Two's a Company
...Three's a Crowdfund
Crowdfunding is the new bank loan! Well, not exactly - but it does have a lot to offer if you go in with your eyes open.
It's everyone's favourite financing solution for that anti-matter hypercollider you've been tinkering with for years but never quite perfected! Literally billions of pounds have been raised "in the wild" on crowdfunding platforms. They're an incredible resource for small businesses in every field, but they come with costs and risks you might not be prepared for. Here's a quick crowdsurfer's guide to getting your feet wet.
You've got a lot of choices when it comes to crowdfunding - both in platform and format. Everyone's getting involved, from board game companies launching ambitious new projects on Kickstarter to video bloggers and specialist-niche journalists earning their livings on Patreon. The chances are, whatever you're looking to accomplish, there's a crowdfunding option to suit you. Given that traditional lenders are still slamming their doors on about half of the applications they get from small businesses, you can see why those new options are getting so much attention.
So, what does it take to get your graviton-powered personal transport pod off the ground through crowdfunding? Well the first thing you'll need is a down-to-earth plan. That means being completely realistic about how much cash you'll need, and how you're going to spend it. A lot of promising projects crash and burn because they made promises they could never keep, or offered rewards they couldn't afford. Learn everything you can from the bones of the noble, ambitious failures who've gone before you. For instance, getting your protoypes perfected won't help you if your production run budget bleeds dry on postage costs.
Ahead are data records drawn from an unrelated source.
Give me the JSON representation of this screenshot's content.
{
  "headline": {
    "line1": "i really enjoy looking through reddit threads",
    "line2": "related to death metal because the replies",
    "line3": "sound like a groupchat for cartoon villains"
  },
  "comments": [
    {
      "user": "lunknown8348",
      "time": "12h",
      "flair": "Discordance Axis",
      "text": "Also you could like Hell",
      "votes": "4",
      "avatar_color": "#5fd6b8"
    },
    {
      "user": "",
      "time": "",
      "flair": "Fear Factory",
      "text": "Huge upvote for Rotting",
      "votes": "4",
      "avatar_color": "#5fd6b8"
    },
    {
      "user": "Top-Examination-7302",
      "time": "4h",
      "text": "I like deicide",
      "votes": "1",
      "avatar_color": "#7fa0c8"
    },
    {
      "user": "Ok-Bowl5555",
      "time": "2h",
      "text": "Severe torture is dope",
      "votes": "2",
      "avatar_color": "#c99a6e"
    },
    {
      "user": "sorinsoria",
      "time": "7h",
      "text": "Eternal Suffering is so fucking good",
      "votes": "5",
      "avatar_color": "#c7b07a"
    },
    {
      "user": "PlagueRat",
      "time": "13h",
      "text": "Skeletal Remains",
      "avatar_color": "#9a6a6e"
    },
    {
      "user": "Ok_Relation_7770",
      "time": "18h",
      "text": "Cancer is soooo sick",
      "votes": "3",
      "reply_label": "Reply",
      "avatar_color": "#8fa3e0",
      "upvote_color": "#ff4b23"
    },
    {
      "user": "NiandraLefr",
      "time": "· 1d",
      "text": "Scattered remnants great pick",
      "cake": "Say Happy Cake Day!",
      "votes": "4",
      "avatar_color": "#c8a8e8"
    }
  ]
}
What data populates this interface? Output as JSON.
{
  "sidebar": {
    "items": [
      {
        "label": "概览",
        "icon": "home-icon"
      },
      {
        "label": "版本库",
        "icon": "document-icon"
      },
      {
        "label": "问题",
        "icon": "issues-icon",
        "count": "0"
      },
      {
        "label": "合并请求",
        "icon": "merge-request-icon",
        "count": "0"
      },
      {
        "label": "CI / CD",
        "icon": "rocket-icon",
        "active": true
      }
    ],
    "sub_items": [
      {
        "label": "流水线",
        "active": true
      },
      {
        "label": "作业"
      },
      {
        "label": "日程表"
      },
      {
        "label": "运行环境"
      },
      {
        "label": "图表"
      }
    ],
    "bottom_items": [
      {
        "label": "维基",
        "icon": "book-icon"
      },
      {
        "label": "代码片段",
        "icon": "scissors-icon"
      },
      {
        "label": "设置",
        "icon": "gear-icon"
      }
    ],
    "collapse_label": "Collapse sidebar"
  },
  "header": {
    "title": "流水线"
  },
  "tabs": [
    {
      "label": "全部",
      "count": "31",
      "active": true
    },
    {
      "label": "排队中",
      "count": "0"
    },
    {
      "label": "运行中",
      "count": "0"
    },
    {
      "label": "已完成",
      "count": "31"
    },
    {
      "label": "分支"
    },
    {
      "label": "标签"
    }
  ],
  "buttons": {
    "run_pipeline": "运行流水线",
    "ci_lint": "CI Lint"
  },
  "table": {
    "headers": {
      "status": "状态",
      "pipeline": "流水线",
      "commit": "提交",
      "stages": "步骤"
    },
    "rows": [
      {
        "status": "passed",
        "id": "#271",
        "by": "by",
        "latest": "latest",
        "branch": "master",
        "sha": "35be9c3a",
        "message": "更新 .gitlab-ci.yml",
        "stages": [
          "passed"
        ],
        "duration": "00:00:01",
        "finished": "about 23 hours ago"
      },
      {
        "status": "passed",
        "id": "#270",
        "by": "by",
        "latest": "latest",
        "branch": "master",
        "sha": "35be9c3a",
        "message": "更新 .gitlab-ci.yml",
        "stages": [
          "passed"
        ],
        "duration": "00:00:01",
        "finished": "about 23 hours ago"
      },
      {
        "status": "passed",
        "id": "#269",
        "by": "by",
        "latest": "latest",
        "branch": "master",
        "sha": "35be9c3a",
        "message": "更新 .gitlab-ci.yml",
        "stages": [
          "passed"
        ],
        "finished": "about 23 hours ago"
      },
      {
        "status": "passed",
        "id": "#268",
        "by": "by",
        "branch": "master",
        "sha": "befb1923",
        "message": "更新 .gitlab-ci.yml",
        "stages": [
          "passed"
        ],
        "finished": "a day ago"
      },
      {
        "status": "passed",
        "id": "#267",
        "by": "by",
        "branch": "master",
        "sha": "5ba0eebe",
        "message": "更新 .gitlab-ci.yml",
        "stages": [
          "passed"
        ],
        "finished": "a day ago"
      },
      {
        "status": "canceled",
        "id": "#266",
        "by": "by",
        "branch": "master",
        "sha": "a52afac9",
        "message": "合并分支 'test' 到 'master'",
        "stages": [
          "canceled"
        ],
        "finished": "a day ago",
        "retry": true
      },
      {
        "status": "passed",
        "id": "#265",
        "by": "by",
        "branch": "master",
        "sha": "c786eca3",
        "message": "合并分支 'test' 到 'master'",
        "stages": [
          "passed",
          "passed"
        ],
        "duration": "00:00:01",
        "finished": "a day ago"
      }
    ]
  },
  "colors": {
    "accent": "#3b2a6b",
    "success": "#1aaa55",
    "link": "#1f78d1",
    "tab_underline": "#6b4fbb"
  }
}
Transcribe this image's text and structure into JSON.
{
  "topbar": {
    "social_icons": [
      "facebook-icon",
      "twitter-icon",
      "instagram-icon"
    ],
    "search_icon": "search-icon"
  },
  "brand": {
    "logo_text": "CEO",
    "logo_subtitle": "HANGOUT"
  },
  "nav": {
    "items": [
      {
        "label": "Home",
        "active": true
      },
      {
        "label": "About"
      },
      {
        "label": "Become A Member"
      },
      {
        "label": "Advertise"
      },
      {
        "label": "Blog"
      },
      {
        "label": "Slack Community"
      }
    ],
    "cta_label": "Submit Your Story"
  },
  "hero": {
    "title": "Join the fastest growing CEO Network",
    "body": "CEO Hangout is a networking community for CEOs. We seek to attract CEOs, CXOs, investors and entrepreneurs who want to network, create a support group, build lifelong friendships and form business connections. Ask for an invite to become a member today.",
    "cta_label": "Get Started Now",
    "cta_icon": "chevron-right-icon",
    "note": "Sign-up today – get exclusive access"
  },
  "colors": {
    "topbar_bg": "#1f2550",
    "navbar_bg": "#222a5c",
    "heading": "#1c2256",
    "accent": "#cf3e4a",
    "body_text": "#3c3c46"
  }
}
The next thing you have to do is get the world as excited about your project as you are. You can go a certain distance on just the good will of friends and family, but you'll almost certainly need more to get where you're going. Your pitch needs to explain exactly which star you're following, and why it's worthwhile shooting for it. You're in business because there's something you're passionate about. If you're expecting people to shower you with money to chase your dream, they need to know why it's important, and what they'll get out of it. That's true even if all you're actually offering is the chance to get involved in something meaningful, interesting or just plain cool.
That leads us onto some of the more dangerous ground. If you're offering rewards to your backers, don't assume the taxman won't show an interest. HMRC may very well consider those rewards to be sales or pre-orders. As a matter of fact, even if you're only offering backers a metaphorical "warm glow" in return for their money, you might still find HMRC sniffing around. There's a big difference between informally raising cash for a personal goal and running an actual business - but there's an ocean of grey areas in-between. If you're not declaring your crowdfunded "donations" as taxable income, you might be sailing into trouble if the taxman thinks you're trying to dodge him.
The other big thing to watch out for is failure. Crowdfunding backers are generally aware of the chance that your project won't ever come to fruition. That's doesn't mean they'll be happy about it, though. In the era of social media, a bad reputation on a crowdfunding platform is difficult to shake off. You've also got to consider the consequences if you don't reach your goal in the first place. What happens next can vary with the platform you're using, but you definitely need a plan B.
Speaking of which, remember that quitting after a failed crowdfunding attempt is just as bad as giving up the first time a tradition lender says no. You can always re-tool your project and come back stronger, or find another way altogether. Crowdfunding is just one of the new "alternative funding" methods businesses and individuals are experimenting with. Business angels, business accelerators and peer-to-peer lending platforms all have their places in this new game. The better you know the playing field you're on, the closer to the goal you'll be.
Got questions about crowdfunding? Not sure how to report your project's income to HMRC? Get in touch for answers and advice - and keep listening out for more Voices from the RIFT.